An altered microbe with an "unnatural" genetic code has been shown to assemble proteins – a key step towards designing new drugs and materials.
Scientists modified the bacterium's DNA to incorporate six "letters" rather than the four found in nature.
They previously found the E. coli bug could hold on to the synthetic code but was slow to grow.
And it had been unclear whether the lifeforms could be used to encode proteins like normal DNA.
The blueprint for all forms of life on Earth is written in a code consisting of four "letters": A, T, C and G, which pair up in the DNA double helix.
The lab organism has been modified to use an additional two, giving it a genetic code of six letters.
Transcription and translation are key steps in the process by which cells use the instructions in the genetic code to manufacture proteins – the vital functional molecules in biology.
Writing in Nature journal, Floyd Romesberg from The Scripps Research Institute in La Jolla, US, and colleagues, show that the bacterium can both transcribe and translate tinkered-with biological building blocks.
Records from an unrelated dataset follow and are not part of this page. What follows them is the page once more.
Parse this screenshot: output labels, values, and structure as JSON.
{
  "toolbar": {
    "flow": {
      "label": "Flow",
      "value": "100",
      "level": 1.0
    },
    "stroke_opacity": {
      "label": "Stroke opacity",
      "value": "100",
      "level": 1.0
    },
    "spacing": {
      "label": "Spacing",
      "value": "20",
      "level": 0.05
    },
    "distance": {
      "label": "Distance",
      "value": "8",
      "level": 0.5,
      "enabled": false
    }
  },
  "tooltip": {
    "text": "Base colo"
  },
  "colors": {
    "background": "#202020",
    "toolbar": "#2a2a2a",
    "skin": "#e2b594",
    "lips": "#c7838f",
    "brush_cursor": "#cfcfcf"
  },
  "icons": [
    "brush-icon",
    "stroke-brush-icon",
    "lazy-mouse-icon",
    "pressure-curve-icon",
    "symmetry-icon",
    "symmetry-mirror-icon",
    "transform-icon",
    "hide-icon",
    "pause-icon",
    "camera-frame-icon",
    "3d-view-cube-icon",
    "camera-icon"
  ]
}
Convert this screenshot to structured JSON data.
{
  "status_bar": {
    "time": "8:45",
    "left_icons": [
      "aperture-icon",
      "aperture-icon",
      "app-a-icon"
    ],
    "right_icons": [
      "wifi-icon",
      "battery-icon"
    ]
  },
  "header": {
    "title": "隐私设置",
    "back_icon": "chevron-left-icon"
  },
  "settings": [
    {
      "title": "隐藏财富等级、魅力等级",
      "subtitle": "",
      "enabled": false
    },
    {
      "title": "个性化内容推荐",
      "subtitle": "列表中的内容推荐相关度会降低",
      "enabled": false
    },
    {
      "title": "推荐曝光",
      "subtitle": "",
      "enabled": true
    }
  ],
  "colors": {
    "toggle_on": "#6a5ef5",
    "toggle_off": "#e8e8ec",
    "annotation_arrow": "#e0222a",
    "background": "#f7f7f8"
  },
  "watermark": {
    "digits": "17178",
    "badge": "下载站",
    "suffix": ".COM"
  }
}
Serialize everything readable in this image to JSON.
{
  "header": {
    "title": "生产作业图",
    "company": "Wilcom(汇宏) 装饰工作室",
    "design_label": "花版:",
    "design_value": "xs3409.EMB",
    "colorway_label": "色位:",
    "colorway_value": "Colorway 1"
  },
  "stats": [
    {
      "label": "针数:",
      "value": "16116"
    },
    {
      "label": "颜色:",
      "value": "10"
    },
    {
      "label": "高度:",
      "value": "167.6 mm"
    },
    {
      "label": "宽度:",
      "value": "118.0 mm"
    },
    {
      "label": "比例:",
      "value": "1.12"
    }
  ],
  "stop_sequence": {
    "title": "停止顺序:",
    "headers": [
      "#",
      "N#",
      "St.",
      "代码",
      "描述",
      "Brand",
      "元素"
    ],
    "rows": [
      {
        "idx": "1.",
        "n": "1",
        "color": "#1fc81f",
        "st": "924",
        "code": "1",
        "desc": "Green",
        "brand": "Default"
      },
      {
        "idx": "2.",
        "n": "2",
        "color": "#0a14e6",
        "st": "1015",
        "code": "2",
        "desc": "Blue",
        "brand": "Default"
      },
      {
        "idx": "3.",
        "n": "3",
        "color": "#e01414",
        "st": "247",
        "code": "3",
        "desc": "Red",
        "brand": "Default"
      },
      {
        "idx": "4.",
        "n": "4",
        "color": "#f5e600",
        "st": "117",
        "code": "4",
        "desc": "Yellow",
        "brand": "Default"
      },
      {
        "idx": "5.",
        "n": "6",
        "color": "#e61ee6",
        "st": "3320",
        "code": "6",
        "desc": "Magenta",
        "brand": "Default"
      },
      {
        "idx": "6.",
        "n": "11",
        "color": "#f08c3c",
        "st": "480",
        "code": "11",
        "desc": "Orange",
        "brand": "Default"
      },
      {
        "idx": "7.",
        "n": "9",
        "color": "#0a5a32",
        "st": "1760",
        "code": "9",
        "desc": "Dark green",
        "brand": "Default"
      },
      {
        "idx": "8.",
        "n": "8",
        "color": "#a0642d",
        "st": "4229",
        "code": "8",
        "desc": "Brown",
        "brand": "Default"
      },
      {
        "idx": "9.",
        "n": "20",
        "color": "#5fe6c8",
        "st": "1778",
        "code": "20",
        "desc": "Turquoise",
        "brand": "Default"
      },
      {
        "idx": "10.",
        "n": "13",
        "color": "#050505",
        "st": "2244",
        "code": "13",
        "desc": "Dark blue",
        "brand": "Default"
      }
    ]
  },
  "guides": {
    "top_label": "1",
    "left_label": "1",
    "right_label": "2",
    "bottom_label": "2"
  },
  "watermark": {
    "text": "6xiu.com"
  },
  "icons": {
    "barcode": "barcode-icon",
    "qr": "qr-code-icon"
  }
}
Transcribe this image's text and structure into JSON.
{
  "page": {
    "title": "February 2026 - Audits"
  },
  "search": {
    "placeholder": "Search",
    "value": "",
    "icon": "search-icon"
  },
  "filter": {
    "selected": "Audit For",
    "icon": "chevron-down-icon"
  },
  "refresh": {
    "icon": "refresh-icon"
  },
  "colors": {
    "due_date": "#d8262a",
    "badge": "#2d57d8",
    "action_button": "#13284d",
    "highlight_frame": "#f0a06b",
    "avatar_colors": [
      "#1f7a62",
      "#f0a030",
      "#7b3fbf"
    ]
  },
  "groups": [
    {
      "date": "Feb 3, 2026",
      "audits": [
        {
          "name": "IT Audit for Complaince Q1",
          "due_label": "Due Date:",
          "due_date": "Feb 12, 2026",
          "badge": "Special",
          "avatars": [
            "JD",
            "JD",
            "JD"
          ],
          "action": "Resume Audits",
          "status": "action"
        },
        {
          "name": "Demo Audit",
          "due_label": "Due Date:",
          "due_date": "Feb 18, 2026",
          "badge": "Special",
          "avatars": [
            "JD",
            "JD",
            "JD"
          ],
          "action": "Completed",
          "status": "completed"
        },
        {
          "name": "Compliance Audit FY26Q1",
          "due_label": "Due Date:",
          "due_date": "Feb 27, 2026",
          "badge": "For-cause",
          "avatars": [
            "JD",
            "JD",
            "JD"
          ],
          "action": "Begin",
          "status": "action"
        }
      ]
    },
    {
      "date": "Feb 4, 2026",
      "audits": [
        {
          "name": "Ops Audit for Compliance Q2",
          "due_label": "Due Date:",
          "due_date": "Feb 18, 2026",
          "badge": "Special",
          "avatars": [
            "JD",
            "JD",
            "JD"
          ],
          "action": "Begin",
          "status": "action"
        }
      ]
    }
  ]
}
It resulted in proteins containing "unnatural" constituents (amino acids) and occurred with no loss of efficiency compared with natural protein synthesis.
Organisms that can produce proteins not found in nature could be incredibly useful.
They could form the basis of new treatments for disease, as well as new types of plastic – and other novel materials.